A media screen superimposed over the hall's elevator volume.
LGD: You have mentioned some of the physical challenges, but this is a public project, with many constituencies involved, how did you get their buy in?
MG: The Executive Director of Airport, Gina Marie Lindsey was enormously supportive, as was Michael Doucette, who directed the overall development of TBIT for LAWA and had to make tough calls on accommodating the features into a building already under construction. The combination of leadership support from the executive side, the board, and the development side made this possible.
This project could have died a thousand deaths along the way and was on the verge of being “terminal” so to speak, on several occasions.

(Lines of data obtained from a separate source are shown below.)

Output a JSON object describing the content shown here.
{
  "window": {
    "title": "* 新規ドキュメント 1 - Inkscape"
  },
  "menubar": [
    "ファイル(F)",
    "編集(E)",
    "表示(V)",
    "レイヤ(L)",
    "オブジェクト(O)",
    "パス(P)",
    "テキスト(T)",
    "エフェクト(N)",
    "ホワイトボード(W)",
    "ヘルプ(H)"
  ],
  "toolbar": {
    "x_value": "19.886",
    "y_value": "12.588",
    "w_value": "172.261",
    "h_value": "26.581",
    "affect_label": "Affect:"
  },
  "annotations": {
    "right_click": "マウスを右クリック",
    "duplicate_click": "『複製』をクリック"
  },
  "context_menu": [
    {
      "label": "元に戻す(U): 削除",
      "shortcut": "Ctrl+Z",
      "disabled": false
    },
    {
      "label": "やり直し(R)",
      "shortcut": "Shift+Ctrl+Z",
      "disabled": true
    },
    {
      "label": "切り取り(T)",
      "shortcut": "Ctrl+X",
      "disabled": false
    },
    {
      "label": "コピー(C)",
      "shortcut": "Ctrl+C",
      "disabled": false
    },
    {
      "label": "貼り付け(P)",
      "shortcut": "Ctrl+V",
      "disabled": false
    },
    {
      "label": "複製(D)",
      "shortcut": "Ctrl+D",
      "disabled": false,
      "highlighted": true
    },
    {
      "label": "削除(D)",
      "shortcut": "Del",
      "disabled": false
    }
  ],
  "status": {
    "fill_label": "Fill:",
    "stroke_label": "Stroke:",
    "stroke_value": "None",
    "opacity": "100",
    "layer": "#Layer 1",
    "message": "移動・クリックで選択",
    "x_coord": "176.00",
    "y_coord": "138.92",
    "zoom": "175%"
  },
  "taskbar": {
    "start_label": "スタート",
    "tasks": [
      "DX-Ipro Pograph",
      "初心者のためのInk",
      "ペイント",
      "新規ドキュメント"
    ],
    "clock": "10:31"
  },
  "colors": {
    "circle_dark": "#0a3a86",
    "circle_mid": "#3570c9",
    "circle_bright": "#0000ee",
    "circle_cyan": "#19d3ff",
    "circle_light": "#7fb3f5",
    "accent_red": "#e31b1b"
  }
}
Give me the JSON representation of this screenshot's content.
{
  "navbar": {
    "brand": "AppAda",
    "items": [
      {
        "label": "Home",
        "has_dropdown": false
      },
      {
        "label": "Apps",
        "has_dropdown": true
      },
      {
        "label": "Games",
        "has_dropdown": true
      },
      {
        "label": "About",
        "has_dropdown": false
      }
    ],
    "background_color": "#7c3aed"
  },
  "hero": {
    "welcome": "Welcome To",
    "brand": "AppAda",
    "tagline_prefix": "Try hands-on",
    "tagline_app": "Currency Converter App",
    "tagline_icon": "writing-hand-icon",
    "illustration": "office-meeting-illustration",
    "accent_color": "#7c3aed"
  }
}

We had 23 presentations to the Mayor, the Board of Airport Commissioners, various city council people, and to the commercial development group of the airport. The greatest concern of the board was the anxiety that we might create a “Times Square” environment with the scale of the media features proposed. Our greatest challenge became ensuring that the underlying control system, media, and content created a true environmental media system and not a collection of digital signs. It's with great satisfaction for all the team, then, that many passengers, when prompted about their reaction to the "signs," asks which signs you're talking about. They see the media as experiential features not digital signs, and therein lays their value for both the passenger experience and for sponsors.
Visitors aren't jarred by the screens, Rubin says, and find that they seamlessly tie into the airport experience.

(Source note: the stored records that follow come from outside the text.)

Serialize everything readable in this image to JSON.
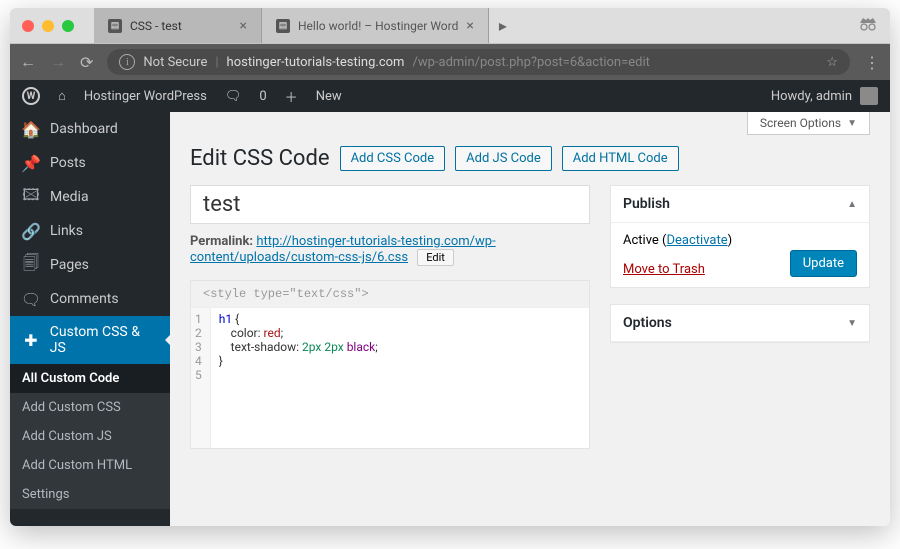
{
  "browser": {
    "tab1": "CSS - test",
    "tab2": "Hello world! – Hostinger Word",
    "not_secure": "Not Secure",
    "domain": "hostinger-tutorials-testing.com",
    "path": "/wp-admin/post.php?post=6&action=edit"
  },
  "wpbar": {
    "site": "Hostinger WordPress",
    "comments": "0",
    "new": "New",
    "howdy": "Howdy, admin"
  },
  "sidebar": {
    "dashboard": "Dashboard",
    "posts": "Posts",
    "media": "Media",
    "links": "Links",
    "pages": "Pages",
    "comments": "Comments",
    "custom": "Custom CSS & JS",
    "sub": {
      "all": "All Custom Code",
      "css": "Add Custom CSS",
      "js": "Add Custom JS",
      "html": "Add Custom HTML",
      "settings": "Settings"
    }
  },
  "screen_options": "Screen Options",
  "header": {
    "title": "Edit CSS Code",
    "btn_css": "Add CSS Code",
    "btn_js": "Add JS Code",
    "btn_html": "Add HTML Code"
  },
  "post": {
    "title": "test",
    "permalink_label": "Permalink:",
    "permalink_url": "http://hostinger-tutorials-testing.com/wp-content/uploads/custom-css-js/6.css",
    "edit": "Edit",
    "editor_header": "<style type=\"text/css\">",
    "code_lines": [
      "h1 {",
      "    color: red;",
      "    text-shadow: 2px 2px black;",
      "}",
      ""
    ]
  },
  "publish": {
    "heading": "Publish",
    "active": "Active",
    "deactivate": "Deactivate",
    "trash": "Move to Trash",
    "update": "Update"
  },
  "options": {
    "heading": "Options"
  }
}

LGD: What have you learned from the experience?
MG: First, that it is possible to create a media architecture that adds to the experiential quality of a place. Media does not have to be depletive of experience, or disruptive of the sense of place. It can be composed as part of an intended expression or as a vehicle for engagement.
Second, we are on the verge of either becoming inundated with signage in our public places, or at the cusp of introducing a new form of medium which does more than “message out”—a medium that allows for various forms of meaningful interaction.
Third, that the success of architectural media in public places will often require a revenue platform that supports the intentions for the space, whether that is derived from sponsorships, user support, digital activation, events, or even the equivalent of district assessments. To develop this type of media, maintain a rich mix of content, and refresh experiences requires that the design process begin with a framework, which supports the generation of the required resources.
Finally, that the ownership and operation of these environments cannot be left to chance. In the case of the environmental media experience at LAX, LAWA has hired JC Decaux, as the third party operating entity responsible for maintaining the system, curating new content, and securing sponsors. LAWA’s leadership, however, remains key to the success of the media environment. Recognizing this responsibility, LAWA is setting up a process designed to ensure the dual goals of an enhanced passenger experience and a revenue platform are achieved through a multi-year plan and regular review process. There really are no precedents for this, so the next few years will be an experiment in the public/private creation of a media environment.
Leslie Gallery-Dilworth, FAIA, is an architect and urban designer. For 12 years she was the CEO of the Society for Environmental Graphic Design, prior to that she was the founding director of Philadelphia’s Foundation for Architecture. She has received three design fellowships from the NEA and was awarded their USA mid-career fellowship. You can find Leslie at firstname.lastname@example.org